■ **Task item**
Reproduce the records below word for word.

■ **Record set**
-=-=-=-=-
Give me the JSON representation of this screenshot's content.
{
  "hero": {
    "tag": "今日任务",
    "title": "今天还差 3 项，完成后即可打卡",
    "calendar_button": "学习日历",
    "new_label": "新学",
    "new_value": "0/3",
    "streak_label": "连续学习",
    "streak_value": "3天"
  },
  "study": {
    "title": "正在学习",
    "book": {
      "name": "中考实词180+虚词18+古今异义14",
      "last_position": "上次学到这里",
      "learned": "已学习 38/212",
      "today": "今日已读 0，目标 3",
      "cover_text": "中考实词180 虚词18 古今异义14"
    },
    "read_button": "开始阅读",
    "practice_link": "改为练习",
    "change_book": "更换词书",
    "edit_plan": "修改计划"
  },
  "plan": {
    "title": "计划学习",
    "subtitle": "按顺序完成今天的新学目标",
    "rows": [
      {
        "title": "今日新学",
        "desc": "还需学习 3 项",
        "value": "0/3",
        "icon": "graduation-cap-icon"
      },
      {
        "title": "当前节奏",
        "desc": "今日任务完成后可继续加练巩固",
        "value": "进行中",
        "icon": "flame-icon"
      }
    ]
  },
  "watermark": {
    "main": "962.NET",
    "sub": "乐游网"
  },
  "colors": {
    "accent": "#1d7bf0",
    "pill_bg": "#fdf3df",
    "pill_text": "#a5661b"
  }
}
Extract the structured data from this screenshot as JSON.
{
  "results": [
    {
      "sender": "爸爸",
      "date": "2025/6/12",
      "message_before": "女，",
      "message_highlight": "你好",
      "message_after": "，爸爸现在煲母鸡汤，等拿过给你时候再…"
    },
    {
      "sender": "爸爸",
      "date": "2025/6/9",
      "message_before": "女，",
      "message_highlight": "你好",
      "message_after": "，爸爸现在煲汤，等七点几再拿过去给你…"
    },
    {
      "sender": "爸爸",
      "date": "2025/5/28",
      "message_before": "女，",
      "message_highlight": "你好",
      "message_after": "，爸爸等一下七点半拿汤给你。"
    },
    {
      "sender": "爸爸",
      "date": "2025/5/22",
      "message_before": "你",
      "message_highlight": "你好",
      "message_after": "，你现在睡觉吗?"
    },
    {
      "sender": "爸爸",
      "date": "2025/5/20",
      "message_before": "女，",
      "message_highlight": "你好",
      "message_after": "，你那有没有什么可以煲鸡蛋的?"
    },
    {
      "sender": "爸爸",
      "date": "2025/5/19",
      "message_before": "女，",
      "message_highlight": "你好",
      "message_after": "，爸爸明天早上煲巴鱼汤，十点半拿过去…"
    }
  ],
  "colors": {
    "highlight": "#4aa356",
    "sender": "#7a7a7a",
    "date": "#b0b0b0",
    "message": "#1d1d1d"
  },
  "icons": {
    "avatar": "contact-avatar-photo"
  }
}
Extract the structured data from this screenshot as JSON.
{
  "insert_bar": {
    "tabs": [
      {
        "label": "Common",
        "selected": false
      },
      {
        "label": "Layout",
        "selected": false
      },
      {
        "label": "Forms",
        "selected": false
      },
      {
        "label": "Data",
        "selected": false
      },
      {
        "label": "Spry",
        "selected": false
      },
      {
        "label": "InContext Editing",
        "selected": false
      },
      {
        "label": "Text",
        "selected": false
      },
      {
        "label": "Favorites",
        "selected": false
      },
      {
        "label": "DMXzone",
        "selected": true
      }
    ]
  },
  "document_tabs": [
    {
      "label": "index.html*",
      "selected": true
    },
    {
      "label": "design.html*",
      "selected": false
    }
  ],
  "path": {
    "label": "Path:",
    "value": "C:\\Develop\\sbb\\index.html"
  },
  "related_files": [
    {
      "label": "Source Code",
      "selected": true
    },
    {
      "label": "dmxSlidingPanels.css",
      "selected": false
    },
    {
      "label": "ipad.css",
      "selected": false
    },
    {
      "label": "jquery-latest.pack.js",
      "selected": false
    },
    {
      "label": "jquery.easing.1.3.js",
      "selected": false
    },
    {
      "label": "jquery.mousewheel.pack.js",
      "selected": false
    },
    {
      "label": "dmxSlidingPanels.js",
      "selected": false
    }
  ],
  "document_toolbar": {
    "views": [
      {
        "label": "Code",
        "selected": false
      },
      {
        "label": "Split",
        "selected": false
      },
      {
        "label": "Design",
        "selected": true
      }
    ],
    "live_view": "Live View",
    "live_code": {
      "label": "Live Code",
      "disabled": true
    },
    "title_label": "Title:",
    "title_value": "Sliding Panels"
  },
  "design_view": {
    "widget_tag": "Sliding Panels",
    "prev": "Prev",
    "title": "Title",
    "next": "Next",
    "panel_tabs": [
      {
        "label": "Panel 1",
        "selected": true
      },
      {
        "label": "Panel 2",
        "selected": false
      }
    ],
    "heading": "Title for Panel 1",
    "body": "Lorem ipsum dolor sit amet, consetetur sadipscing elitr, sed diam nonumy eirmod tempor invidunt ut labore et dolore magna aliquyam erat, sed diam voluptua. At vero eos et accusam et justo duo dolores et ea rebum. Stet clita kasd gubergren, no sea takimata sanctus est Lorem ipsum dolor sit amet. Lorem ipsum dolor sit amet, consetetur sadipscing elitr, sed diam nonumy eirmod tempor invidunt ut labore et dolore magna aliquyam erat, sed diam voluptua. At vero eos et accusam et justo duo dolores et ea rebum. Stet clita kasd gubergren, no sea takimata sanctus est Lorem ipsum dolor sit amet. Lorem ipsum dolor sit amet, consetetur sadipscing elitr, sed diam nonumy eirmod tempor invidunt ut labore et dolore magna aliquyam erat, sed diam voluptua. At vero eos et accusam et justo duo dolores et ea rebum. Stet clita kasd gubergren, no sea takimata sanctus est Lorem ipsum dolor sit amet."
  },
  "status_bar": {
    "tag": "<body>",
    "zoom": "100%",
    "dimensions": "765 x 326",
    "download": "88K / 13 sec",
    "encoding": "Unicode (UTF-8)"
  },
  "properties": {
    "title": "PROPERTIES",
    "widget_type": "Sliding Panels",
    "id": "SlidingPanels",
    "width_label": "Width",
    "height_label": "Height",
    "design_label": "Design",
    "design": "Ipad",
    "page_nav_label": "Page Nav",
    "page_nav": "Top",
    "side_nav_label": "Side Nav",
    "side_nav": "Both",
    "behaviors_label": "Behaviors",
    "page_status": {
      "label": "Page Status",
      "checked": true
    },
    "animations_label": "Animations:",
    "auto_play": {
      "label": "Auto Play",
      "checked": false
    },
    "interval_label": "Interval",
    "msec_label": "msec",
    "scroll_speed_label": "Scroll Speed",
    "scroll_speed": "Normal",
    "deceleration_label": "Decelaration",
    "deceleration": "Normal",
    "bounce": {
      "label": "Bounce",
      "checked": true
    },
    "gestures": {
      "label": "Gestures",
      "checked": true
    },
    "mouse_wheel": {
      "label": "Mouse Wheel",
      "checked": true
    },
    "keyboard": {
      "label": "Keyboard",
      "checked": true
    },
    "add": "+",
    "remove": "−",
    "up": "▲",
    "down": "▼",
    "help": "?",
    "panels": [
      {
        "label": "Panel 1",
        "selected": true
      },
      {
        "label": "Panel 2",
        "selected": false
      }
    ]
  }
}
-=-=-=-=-
■ **Response for this exercise**
Give me the JSON representation of this screenshot's content.
{
  "hero": {
    "tag": "今日任务",
    "title": "今天还差 3 项，完成后即可打卡",
    "calendar_button": "学习日历",
    "new_label": "新学",
    "new_value": "0/3",
    "streak_label": "连续学习",
    "streak_value": "3天"
  },
  "study": {
    "title": "正在学习",
    "book": {
      "name": "中考实词180+虚词18+古今异义14",
      "last_position": "上次学到这里",
      "learned": "已学习 38/212",
      "today": "今日已读 0，目标 3",
      "cover_text": "中考实词180 虚词18 古今异义14"
    },
    "read_button": "开始阅读",
    "practice_link": "改为练习",
    "change_book": "更换词书",
    "edit_plan": "修改计划"
  },
  "plan": {
    "title": "计划学习",
    "subtitle": "按顺序完成今天的新学目标",
    "rows": [
      {
        "title": "今日新学",
        "desc": "还需学习 3 项",
        "value": "0/3",
        "icon": "graduation-cap-icon"
      },
      {
        "title": "当前节奏",
        "desc": "今日任务完成后可继续加练巩固",
        "value": "进行中",
        "icon": "flame-icon"
      }
    ]
  },
  "watermark": {
    "main": "962.NET",
    "sub": "乐游网"
  },
  "colors": {
    "accent": "#1d7bf0",
    "pill_bg": "#fdf3df",
    "pill_text": "#a5661b"
  }
}
Extract the structured data from this screenshot as JSON.
{
  "results": [
    {
      "sender": "爸爸",
      "date": "2025/6/12",
      "message_before": "女，",
      "message_highlight": "你好",
      "message_after": "，爸爸现在煲母鸡汤，等拿过给你时候再…"
    },
    {
      "sender": "爸爸",
      "date": "2025/6/9",
      "message_before": "女，",
      "message_highlight": "你好",
      "message_after": "，爸爸现在煲汤，等七点几再拿过去给你…"
    },
    {
      "sender": "爸爸",
      "date": "2025/5/28",
      "message_before": "女，",
      "message_highlight": "你好",
      "message_after": "，爸爸等一下七点半拿汤给你。"
    },
    {
      "sender": "爸爸",
      "date": "2025/5/22",
      "message_before": "你",
      "message_highlight": "你好",
      "message_after": "，你现在睡觉吗?"
    },
    {
      "sender": "爸爸",
      "date": "2025/5/20",
      "message_before": "女，",
      "message_highlight": "你好",
      "message_after": "，你那有没有什么可以煲鸡蛋的?"
    },
    {
      "sender": "爸爸",
      "date": "2025/5/19",
      "message_before": "女，",
      "message_highlight": "你好",
      "message_after": "，爸爸明天早上煲巴鱼汤，十点半拿过去…"
    }
  ],
  "colors": {
    "highlight": "#4aa356",
    "sender": "#7a7a7a",
    "date": "#b0b0b0",
    "message": "#1d1d1d"
  },
  "icons": {
    "avatar": "contact-avatar-photo"
  }
}
Extract the structured data from this screenshot as JSON.
{
  "insert_bar": {
    "tabs": [
      {
        "label": "Common",
        "selected": false
      },
      {
        "label": "Layout",
        "selected": false
      },
      {
        "label": "Forms",
        "selected": false
      },
      {
        "label": "Data",
        "selected": false
      },
      {
        "label": "Spry",
        "selected": false
      },
      {
        "label": "InContext Editing",
        "selected": false
      },
      {
        "label": "Text",
        "selected": false
      },
      {
        "label": "Favorites",
        "selected": false
      },
      {
        "label": "DMXzone",
        "selected": true
      }
    ]
  },
  "document_tabs": [
    {
      "label": "index.html*",
      "selected": true
    },
    {
      "label": "design.html*",
      "selected": false
    }
  ],
  "path": {
    "label": "Path:",
    "value": "C:\\Develop\\sbb\\index.html"
  },
  "related_files": [
    {
      "label": "Source Code",
      "selected": true
    },
    {
      "label": "dmxSlidingPanels.css",
      "selected": false
    },
    {
      "label": "ipad.css",
      "selected": false
    },
    {
      "label": "jquery-latest.pack.js",
      "selected": false
    },
    {
      "label": "jquery.easing.1.3.js",
      "selected": false
    },
    {
      "label": "jquery.mousewheel.pack.js",
      "selected": false
    },
    {
      "label": "dmxSlidingPanels.js",
      "selected": false
    }
  ],
  "document_toolbar": {
    "views": [
      {
        "label": "Code",
        "selected": false
      },
      {
        "label": "Split",
        "selected": false
      },
      {
        "label": "Design",
        "selected": true
      }
    ],
    "live_view": "Live View",
    "live_code": {
      "label": "Live Code",
      "disabled": true
    },
    "title_label": "Title:",
    "title_value": "Sliding Panels"
  },
  "design_view": {
    "widget_tag": "Sliding Panels",
    "prev": "Prev",
    "title": "Title",
    "next": "Next",
    "panel_tabs": [
      {
        "label": "Panel 1",
        "selected": true
      },
      {
        "label": "Panel 2",
        "selected": false
      }
    ],
    "heading": "Title for Panel 1",
    "body": "Lorem ipsum dolor sit amet, consetetur sadipscing elitr, sed diam nonumy eirmod tempor invidunt ut labore et dolore magna aliquyam erat, sed diam voluptua. At vero eos et accusam et justo duo dolores et ea rebum. Stet clita kasd gubergren, no sea takimata sanctus est Lorem ipsum dolor sit amet. Lorem ipsum dolor sit amet, consetetur sadipscing elitr, sed diam nonumy eirmod tempor invidunt ut labore et dolore magna aliquyam erat, sed diam voluptua. At vero eos et accusam et justo duo dolores et ea rebum. Stet clita kasd gubergren, no sea takimata sanctus est Lorem ipsum dolor sit amet. Lorem ipsum dolor sit amet, consetetur sadipscing elitr, sed diam nonumy eirmod tempor invidunt ut labore et dolore magna aliquyam erat, sed diam voluptua. At vero eos et accusam et justo duo dolores et ea rebum. Stet clita kasd gubergren, no sea takimata sanctus est Lorem ipsum dolor sit amet."
  },
  "status_bar": {
    "tag": "<body>",
    "zoom": "100%",
    "dimensions": "765 x 326",
    "download": "88K / 13 sec",
    "encoding": "Unicode (UTF-8)"
  },
  "properties": {
    "title": "PROPERTIES",
    "widget_type": "Sliding Panels",
    "id": "SlidingPanels",
    "width_label": "Width",
    "height_label": "Height",
    "design_label": "Design",
    "design": "Ipad",
    "page_nav_label": "Page Nav",
    "page_nav": "Top",
    "side_nav_label": "Side Nav",
    "side_nav": "Both",
    "behaviors_label": "Behaviors",
    "page_status": {
      "label": "Page Status",
      "checked": true
    },
    "animations_label": "Animations:",
    "auto_play": {
      "label": "Auto Play",
      "checked": false
    },
    "interval_label": "Interval",
    "msec_label": "msec",
    "scroll_speed_label": "Scroll Speed",
    "scroll_speed": "Normal",
    "deceleration_label": "Decelaration",
    "deceleration": "Normal",
    "bounce": {
      "label": "Bounce",
      "checked": true
    },
    "gestures": {
      "label": "Gestures",
      "checked": true
    },
    "mouse_wheel": {
      "label": "Mouse Wheel",
      "checked": true
    },
    "keyboard": {
      "label": "Keyboard",
      "checked": true
    },
    "add": "+",
    "remove": "−",
    "up": "▲",
    "down": "▼",
    "help": "?",
    "panels": [
      {
        "label": "Panel 1",
        "selected": true
      },
      {
        "label": "Panel 2",
        "selected": false
      }
    ]
  }
}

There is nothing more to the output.